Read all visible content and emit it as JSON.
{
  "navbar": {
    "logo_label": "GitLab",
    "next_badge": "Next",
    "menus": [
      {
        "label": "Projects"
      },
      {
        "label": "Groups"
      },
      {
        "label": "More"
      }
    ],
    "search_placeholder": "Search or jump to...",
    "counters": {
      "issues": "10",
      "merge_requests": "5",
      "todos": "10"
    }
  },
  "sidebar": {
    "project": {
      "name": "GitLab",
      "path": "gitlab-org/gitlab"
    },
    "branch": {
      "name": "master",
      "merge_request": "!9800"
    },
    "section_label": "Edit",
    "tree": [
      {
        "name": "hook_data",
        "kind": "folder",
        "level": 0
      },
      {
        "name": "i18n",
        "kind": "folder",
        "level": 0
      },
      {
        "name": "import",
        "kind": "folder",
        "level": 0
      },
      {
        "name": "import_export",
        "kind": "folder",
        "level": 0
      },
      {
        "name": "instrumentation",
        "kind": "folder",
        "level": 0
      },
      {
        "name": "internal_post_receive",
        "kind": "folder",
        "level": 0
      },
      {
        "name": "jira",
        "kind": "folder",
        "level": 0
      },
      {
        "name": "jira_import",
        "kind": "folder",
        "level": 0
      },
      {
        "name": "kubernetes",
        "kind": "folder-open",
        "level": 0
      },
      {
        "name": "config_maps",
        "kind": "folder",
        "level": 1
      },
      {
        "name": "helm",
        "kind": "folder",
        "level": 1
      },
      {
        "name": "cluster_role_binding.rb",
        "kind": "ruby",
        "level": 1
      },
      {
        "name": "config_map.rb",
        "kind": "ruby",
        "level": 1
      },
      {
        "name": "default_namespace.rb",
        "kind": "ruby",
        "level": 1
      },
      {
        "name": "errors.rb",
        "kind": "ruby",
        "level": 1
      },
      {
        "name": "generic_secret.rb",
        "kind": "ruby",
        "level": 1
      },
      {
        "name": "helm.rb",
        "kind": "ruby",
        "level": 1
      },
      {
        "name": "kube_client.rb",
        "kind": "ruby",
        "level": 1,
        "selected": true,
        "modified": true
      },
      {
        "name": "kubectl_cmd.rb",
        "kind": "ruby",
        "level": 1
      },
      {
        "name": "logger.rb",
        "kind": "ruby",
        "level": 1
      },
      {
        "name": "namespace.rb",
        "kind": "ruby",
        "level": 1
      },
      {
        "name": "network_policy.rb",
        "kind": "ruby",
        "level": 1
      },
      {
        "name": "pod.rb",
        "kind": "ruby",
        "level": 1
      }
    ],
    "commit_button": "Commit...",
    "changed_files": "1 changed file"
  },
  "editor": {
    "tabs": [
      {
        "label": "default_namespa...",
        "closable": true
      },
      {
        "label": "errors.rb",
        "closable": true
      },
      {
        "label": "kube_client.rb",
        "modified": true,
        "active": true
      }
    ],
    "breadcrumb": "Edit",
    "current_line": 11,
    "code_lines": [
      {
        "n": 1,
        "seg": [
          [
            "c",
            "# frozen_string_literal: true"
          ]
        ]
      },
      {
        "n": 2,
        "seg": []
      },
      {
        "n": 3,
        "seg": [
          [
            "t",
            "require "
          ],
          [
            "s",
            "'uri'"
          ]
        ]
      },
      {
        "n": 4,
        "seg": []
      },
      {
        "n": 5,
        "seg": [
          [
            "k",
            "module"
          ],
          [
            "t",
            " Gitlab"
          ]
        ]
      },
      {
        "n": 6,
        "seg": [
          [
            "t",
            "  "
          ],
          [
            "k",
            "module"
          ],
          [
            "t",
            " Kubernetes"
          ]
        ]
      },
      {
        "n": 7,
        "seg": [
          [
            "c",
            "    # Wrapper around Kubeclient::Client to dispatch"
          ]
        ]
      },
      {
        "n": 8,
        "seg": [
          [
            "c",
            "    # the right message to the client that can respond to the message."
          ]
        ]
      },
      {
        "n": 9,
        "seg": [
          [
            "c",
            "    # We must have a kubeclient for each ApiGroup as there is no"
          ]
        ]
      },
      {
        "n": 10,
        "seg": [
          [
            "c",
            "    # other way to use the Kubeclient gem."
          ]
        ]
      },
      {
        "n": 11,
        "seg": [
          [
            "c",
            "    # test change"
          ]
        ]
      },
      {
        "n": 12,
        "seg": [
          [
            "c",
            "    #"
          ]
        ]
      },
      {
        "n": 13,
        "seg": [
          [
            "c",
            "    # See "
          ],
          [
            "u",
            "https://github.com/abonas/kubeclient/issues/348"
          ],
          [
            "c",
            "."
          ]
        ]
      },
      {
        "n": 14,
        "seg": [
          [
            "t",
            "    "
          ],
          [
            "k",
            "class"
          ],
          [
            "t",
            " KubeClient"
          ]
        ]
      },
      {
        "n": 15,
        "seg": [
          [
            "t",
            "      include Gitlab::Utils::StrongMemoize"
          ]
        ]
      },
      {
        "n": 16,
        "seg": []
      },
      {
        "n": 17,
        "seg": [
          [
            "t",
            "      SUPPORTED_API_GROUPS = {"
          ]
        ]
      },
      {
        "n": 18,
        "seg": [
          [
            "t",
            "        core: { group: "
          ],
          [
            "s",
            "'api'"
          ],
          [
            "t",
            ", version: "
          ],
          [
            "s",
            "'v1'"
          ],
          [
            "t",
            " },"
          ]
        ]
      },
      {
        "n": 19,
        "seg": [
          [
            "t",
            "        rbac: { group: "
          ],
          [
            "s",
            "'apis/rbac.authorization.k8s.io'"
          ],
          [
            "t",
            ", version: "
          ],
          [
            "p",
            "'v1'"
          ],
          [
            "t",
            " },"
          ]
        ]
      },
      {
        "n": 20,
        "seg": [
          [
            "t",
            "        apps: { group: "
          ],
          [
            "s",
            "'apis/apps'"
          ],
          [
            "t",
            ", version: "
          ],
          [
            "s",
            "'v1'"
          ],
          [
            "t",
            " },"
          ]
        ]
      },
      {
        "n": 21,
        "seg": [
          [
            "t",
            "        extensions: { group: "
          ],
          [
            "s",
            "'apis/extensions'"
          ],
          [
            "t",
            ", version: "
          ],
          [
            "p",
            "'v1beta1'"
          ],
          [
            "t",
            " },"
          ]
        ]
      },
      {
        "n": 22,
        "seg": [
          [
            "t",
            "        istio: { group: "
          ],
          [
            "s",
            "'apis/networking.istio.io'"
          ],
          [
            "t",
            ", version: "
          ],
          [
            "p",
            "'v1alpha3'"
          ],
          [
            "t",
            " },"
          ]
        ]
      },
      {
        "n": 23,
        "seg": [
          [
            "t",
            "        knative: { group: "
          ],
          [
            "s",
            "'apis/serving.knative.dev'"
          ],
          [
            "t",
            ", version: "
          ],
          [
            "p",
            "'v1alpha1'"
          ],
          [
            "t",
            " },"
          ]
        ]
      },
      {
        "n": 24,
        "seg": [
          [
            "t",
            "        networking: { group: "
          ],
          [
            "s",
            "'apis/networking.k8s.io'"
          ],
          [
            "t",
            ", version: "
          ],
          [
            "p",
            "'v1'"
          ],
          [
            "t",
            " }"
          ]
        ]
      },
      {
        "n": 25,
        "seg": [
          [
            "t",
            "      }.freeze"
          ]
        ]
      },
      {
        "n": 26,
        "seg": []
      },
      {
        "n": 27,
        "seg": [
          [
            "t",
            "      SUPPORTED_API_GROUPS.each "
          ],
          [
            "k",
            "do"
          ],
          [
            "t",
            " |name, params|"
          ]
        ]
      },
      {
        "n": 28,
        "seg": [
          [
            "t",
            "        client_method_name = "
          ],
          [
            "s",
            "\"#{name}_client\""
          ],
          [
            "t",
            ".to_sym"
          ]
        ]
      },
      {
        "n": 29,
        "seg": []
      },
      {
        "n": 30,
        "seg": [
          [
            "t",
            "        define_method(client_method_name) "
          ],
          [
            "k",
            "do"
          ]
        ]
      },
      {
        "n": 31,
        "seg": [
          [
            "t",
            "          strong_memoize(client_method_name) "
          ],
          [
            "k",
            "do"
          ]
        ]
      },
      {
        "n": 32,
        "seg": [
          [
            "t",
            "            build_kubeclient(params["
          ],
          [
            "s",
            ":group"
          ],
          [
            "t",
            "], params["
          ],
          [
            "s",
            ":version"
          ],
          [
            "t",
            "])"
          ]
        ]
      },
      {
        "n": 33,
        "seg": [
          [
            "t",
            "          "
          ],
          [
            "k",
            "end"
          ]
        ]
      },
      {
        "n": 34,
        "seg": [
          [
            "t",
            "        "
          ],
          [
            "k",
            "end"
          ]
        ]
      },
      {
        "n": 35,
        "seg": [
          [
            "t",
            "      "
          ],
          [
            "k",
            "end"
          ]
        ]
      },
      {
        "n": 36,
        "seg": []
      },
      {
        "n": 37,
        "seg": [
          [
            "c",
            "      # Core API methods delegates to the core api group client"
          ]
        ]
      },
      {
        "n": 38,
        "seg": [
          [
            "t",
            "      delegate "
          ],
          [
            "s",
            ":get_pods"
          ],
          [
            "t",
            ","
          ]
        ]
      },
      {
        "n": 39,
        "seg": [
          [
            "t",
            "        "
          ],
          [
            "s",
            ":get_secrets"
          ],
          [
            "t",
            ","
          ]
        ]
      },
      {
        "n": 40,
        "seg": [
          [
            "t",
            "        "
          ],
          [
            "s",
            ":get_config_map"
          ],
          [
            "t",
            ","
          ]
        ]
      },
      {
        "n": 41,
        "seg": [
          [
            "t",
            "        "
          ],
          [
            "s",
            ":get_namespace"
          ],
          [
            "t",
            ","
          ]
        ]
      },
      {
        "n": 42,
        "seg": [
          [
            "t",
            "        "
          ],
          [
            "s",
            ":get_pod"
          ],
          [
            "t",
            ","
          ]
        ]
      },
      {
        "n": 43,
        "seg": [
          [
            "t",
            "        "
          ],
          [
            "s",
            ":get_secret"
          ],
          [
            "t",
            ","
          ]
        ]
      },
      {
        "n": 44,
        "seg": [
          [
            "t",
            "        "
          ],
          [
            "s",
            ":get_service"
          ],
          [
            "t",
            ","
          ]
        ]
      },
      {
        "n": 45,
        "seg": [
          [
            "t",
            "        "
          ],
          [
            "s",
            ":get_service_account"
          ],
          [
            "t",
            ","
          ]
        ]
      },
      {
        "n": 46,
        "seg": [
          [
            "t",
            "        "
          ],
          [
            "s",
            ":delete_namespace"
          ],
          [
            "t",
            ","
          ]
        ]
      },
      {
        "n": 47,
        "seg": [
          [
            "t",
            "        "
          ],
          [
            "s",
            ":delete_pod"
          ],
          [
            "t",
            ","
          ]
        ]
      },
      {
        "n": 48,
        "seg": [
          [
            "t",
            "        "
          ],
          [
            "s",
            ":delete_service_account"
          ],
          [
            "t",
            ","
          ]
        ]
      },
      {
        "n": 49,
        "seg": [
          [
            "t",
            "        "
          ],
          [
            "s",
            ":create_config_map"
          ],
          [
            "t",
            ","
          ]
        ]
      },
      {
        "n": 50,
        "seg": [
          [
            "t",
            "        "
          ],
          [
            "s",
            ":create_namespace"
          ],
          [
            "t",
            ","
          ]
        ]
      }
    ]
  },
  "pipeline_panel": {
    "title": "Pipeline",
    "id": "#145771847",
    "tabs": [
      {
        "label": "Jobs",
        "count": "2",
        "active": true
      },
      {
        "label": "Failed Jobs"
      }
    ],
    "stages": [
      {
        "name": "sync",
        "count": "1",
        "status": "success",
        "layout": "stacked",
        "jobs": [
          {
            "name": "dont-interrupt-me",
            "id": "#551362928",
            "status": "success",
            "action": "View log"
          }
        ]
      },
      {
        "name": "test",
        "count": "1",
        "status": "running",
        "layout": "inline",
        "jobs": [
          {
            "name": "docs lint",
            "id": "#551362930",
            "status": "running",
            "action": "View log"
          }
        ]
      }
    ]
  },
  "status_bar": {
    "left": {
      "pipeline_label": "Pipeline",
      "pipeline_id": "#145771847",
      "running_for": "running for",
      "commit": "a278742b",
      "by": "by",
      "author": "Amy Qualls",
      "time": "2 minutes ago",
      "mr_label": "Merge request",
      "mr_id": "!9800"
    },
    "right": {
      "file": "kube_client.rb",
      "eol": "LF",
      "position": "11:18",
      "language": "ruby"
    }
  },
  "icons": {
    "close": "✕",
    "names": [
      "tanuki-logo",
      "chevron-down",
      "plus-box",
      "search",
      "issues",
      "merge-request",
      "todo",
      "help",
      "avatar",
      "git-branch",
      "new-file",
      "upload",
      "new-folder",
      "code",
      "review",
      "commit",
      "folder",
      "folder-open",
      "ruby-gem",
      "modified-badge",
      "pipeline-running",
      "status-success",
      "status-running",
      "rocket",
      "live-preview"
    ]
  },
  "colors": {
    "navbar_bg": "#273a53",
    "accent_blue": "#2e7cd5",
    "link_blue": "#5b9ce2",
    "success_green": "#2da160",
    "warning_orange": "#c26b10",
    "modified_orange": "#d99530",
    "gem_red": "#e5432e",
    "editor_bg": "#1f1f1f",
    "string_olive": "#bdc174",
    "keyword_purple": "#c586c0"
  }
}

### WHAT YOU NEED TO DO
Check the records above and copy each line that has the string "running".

### ANSWER FOR THIS EXERCISE
        "status": "running",
            "status": "running",
      "running_for": "running for",
      "pipeline-running",
      "status-running",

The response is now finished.